The cellar door and showroom is outfitted with some charming antiques, the floors are old railway sleepers and the building is designed to work with the climate of the area so they don’t need to use air conditioning. Mum would love this place.
We tasted a new wine we’d never heard of before, carinena. My favourite wine of the day, and possibly the nicest wine I have ever tasted (big, big call so keep in mind this was the first place we visited and only the thrid wine of the day so my judgement was as unimpaired as it could be). The Cabergnan, 2009 was smooth as silk with all the rich flavours you’d expect from a full bodies red. If they shipped to Australia I would have ordered a case. Maybe two.
The red grapes are grown in the Maule valley on vines that are to 160 years old. They are dry farmed, meaning they are not irrigated at all. And they are not grown on trellises, but as bushes, something I’ve never seen before.
Wine tasting here, at least the ones we were treated to on tour, are not the small tastes you pay for at home, but almost full glass paired with bread, cheese, the nicest olives I’ve ever tasted and balsamic and olive oil. No spittoons in sight. The tour of the cellar and the grounds was just as enjoyable at the wine and Bernadette was very informative and entertaining.
Our next stop was the Kingston Family vineyard. Also very nice but much more like any other winery with stainless steel vats. A pretty outlook though. We were joined by a couple form Arizona who were a bit more into their wines than we were.
For lunch we stopped at Viña Quintay. I didn’t catch the names of all the dishes, but salmon ad seafood prevailed, with a cheesecake to finish off. Again, we didn’t need to worry about dinner when we got back.
The other things we learnt about the region is that frost can be a real problem. They used to use the old fashioned method of fires along side the rows of grapes, but because many of the vineyards are next to the freeway, and there is fair amount of fog about, that was soon outlawed. They now use fans to move the air about, the igloo effect by misting about the buds, or helicopters to stir the air and bring the cool air up and the warm air down.

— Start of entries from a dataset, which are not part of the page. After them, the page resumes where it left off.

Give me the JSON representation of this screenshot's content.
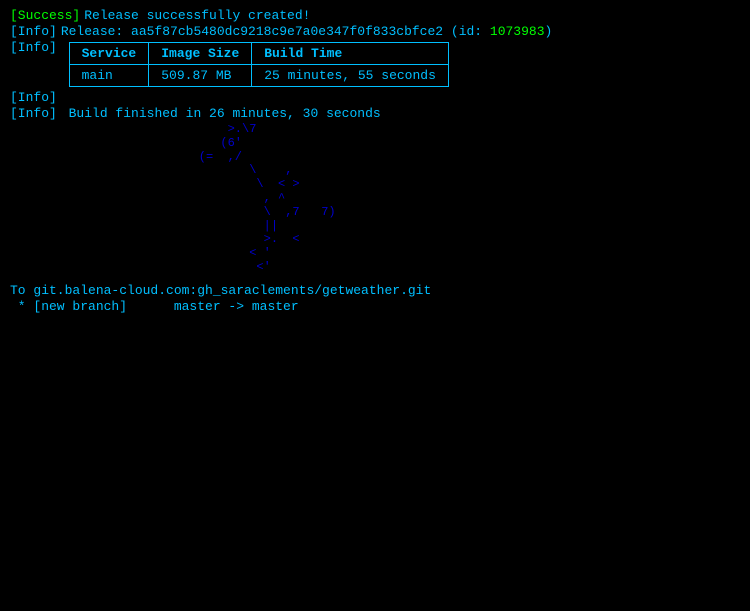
{
  "terminal": {
    "success_tag": "[Success]",
    "success_msg": "Release successfully created!",
    "info_tag": "[Info]",
    "release_label": "Release: ",
    "release_hash": "aa5f87cb5480dc9218c9e7a0e347f0f833cbfce2",
    "release_id_label": " (id: ",
    "release_id": "1073983",
    "release_id_close": ")",
    "table": {
      "headers": [
        "Service",
        "Image Size",
        "Build Time"
      ],
      "rows": [
        [
          "main",
          "509.87 MB",
          "25 minutes, 55 seconds"
        ]
      ]
    },
    "build_finished": "Build finished in 26 minutes, 30 seconds",
    "git_push_line1": "To git.balena-cloud.com:gh_saraclements/getweather.git",
    "git_push_line2": " * [new branch]      master -> master",
    "ascii_art": "        >.\\7\n       (6'\n    (=  ,/\n        \\    ,\n         \\  < >\n          , ^\n          \\  ,7   7)\n          ||\n          >.  <\n        < '\n         <'"
  }
}
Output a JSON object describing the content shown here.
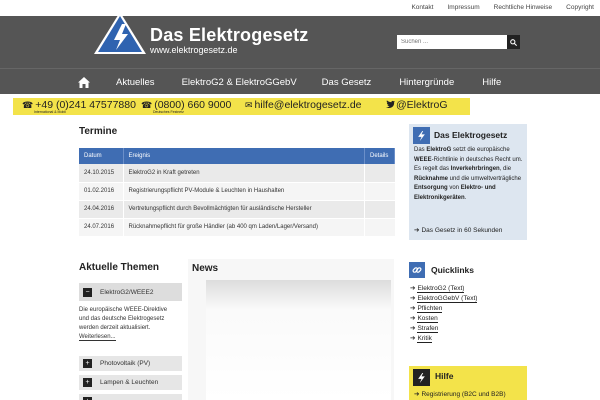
{
  "toplinks": [
    "Kontakt",
    "Impressum",
    "Rechtliche Hinweise",
    "Copyright"
  ],
  "header": {
    "title": "Das Elektrogesetz",
    "subtitle": "www.elektrogesetz.de",
    "search_placeholder": "Suchen ..."
  },
  "nav": {
    "items": [
      "Aktuelles",
      "ElektroG2 & ElektroGGebV",
      "Das Gesetz",
      "Hintergründe",
      "Hilfe"
    ]
  },
  "contact": {
    "phone1": "+49 (0)241 47577880",
    "phone1_note": "International & Mobil",
    "phone2": "(0800) 660 9000",
    "phone2_note": "Deutsches Festnetz",
    "email": "hilfe@elektrogesetz.de",
    "twitter": "@ElektroG"
  },
  "termine": {
    "title": "Termine",
    "columns": [
      "Datum",
      "Ereignis",
      "Details"
    ],
    "rows": [
      {
        "datum": "24.10.2015",
        "ereignis": "ElektroG2 in Kraft getreten"
      },
      {
        "datum": "01.02.2016",
        "ereignis": "Registrierungspflicht PV-Module & Leuchten in Haushalten"
      },
      {
        "datum": "24.04.2016",
        "ereignis": "Vertretungspflicht durch Bevollmächtigten für ausländische Hersteller"
      },
      {
        "datum": "24.07.2016",
        "ereignis": "Rücknahmepflicht für große Händler (ab 400 qm Laden/Lager/Versand)"
      }
    ]
  },
  "aktuelle_themen": {
    "title": "Aktuelle Themen",
    "open_item": "ElektroG2/WEEE2",
    "open_text_1": "Die europäische WEEE-Direktive",
    "open_text_2": "und das deutsche Elektrogesetz",
    "open_text_3": "werden derzeit aktualisiert.",
    "more": "Weiterlesen...",
    "items": [
      "Photovoltaik (PV)",
      "Lampen & Leuchten"
    ]
  },
  "news": {
    "title": "News"
  },
  "sidebar_info": {
    "title": "Das Elektrogesetz",
    "text_parts": [
      "Das ",
      "ElektroG",
      " setzt die europäische ",
      "WEEE",
      "-Richtlinie in deutsches Recht um. Es regelt das ",
      "Inverkehrbringen",
      ", die ",
      "Rücknahme",
      " und die umweltverträgliche ",
      "Entsorgung",
      " von ",
      "Elektro- und Elektronikgeräten",
      "."
    ],
    "link": "Das Gesetz in 60 Sekunden"
  },
  "quicklinks": {
    "title": "Quicklinks",
    "items": [
      "ElektroG2 (Text)",
      "ElektroGGebV (Text)",
      "Pflichten",
      "Kosten",
      "Strafen",
      "Kritik"
    ]
  },
  "hilfe": {
    "title": "Hilfe",
    "item": "Registrierung (B2C und B2B)"
  },
  "colors": {
    "header_bg": "#555555",
    "accent_blue": "#3f6db3",
    "accent_yellow": "#f3e34a",
    "sidebar_bg": "#dde6f0"
  }
}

As an Australian traveling I always stress a little about how the tipping works. I end up never known if I’ve tipped too much or not enough. There are some guides out there so I just followed along with the. And went for 10% in most cases, though as lunch was included in the tour price I had to take a wild stab in the dark when leaving a tip at the restaurant. I also didn’t realise you’re meant to tip the girls packing your groceries at the supermarket so I feel bad about that. At least there is no haggling in Chile so that is one less thing to worry about.
The location of our apartment has been amazing. Less amazing is the woeful air conditioning. Craig would not be happy. Seeing as we are only here a few days it wasn’t worth trying to communicate the issues to the poor girl at the well hidden reception, but paired with the very load garbage collection in the street below between 1 and 2 am we haven’t been getting a lot of sleep.
We found out from Andrea that the roads are closed every Sunday for the cyclists and runners so that answers that question.
That completes our time in Chile. It has been lovely and it is on my list of places I’d like to come back to and explore further. Santiago seems to be a city at hat would be easy to live in.
Technology makes traveling a different beast to the one I knew in my twenties. On this trip in particular we seem to be carrying a vast array of electronic devices of all shapes and sizes. I remember my trip to Europe in 2003 armed with the shared investment of a new and exciting digital camera with shutter lag that meant you could have a nice cup of tea between pressing the shutter button and the picture being taken. We had mobile phone, but google maps was still a twinkle in Larry Pages’s eye.